Australia: rare animals, bush walkabout, exploring the outback

A bush walkabout in the Australian outback
After arriving safely from the ocean sailing from Fiji to Auckland, exploring the nearby volcanic islands and doing some sailboat racing in New Zealand, I headed to Melbourne, AUS.

Melbourne is the cultural capital of Australia, has an amazing art scene and a great alternative crowd, a beautiful and rare nature, and is located close enough to Tasmania for an easy weekend reach-out. This time, I did not have the time to go to Hobart, but will be hoping to join the Sydney-Hobart race in December. However, I managed to do some outback exploration in far Southern Australia, and got a possibility to get closer to the amazing flora and fauna.

The Australian bush.
The wallabies and kangaroos are a regular sight throughout the whole country, and you will be able to spot them if you get to the outback and keep your eyes peeled. A lot of other interesting animals only come out at night, and are much more shy. The best way to meet them without disturbing the habitat is in a sanctuary. There, you will also be able to receive proper information about the animals, take close photos, and get acquainted with the endangered species without endangering them further. 

Kangaroos feeding on the grass

A feeding kangaroo, close up

The 'Roos are strong, fast, flexible, curious and will not hesitate to punch you in the nose
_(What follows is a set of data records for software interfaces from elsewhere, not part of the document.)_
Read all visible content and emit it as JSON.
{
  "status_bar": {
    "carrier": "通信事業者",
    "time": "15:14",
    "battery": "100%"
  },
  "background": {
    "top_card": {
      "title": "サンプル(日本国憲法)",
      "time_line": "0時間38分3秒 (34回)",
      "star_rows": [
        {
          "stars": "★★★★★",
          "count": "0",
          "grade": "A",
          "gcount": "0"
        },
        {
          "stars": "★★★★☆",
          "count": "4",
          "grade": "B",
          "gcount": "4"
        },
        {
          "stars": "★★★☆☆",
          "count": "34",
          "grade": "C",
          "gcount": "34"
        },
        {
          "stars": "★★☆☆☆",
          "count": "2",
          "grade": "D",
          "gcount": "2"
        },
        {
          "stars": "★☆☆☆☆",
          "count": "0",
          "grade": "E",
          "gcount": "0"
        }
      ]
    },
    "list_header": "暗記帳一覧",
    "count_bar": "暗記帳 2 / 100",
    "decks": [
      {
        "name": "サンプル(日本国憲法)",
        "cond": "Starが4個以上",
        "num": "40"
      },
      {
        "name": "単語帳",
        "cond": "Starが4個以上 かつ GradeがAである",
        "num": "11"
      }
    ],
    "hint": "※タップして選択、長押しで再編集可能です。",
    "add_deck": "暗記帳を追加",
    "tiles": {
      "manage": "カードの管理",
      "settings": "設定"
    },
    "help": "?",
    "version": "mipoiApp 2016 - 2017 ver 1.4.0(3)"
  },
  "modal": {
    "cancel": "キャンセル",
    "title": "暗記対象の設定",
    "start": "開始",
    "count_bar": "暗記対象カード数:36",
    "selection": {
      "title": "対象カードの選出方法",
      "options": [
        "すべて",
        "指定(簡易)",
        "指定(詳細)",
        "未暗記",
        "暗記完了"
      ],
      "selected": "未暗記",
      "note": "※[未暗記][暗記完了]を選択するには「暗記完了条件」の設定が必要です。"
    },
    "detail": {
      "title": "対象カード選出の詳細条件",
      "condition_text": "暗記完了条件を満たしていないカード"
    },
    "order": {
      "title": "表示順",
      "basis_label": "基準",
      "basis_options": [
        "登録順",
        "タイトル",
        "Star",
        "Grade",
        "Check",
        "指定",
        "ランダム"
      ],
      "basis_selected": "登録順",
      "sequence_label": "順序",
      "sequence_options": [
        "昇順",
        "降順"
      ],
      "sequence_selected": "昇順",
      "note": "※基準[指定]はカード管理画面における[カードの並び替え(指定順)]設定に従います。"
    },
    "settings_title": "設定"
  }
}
Close up, the 'roos do look a lot like other herbivores, almost like deer.
In Australia, the kangaroo is called just "roo", as the Aussies like to shorten down all words. A kangaroo baby is called "Joey". In fact, all marsupial babies are referred to as "joeys". I was lucky to see several!

Here is a wallaby with her baby looking out from the tummy pocket

A wallaby with her joey
Wallabies are just like tiny cure kangaroos, also very curious and sweet. Which you cannot say about the next one on the list: Tasmanian Devil! This one must have been in a fight and got its cheek ripped off, because the teeth are really showing all the way out. It definitely does look like a diabolical creature.

Tasmanian devils, expecting a snack
The Devils are amazing animals, unique and nearly extinct. The female gives birth once a year, but the tiny devils are only 0,2 grams heavy, naked, pink, and a centimeter or so in length. After being born, they crawl towards the pouch. It's a fierce competition. In every litter, there are 20 to 30 joeys, but only a maximum of 4 of them will survive because the mother only has 4 nipples. If you thought you had a tough childhood, think about the Tasmanian Devils. After this first race, the life will be a bit more comfortable, as the pouch will not open for about a hundred days - until the youngsters are more ready for the outside world.

As we are onto quirky animals, and also onto expecting snacks, here is a photo of an owl with its take-away meal. As it is daytime, the owl is (mostly) asleep. The breakfast is dry-ageing for another few hours.

This is what I look like when I got breakfast, but did not get the coffee yet.
Now we get to some more typically Australian animals. The koalas are just gorgeous, moving slowly and carefully, hugging trees along the way, posing for cameras.

A koala admiring its own fluffy butt.
A happy wombat munching on fresh grass. Rare sight during daytime.

In a sanctuary, it's possible to feed the roos and the wallabies from your hands. There is a special plant mix that they can eat without getting sick. Most of these are salvaged from bad environments and would not survive in the wild, making many of them very tame and hugable. 

Feeding a wallaby from hand

A young Kangaroo lady is enjoying a snack. This one is bottle-fed, and extremely tame.

Returning from the outback, just a short car ride inland, I took some time to explore Melbourne. The fauna here is also amazing, possums coming out at night in local parks and gardens, huge fruit bats, etc. Flowers were abloom practically everywhere, October being Spring seasons and all. Any time I opened the door and took a step outside, I was overwhelmed by the sweet fragrance from the trees, bushes, and flowerbeds. Incredible for such a cosmopolitan and urbanized place.

A five-million cosmopolitan city, located right between the ocean and the outback, packed with art and flowers. What could be better?

Urban animal life, Melbourne

The next post will be about the emu birds, enjoy!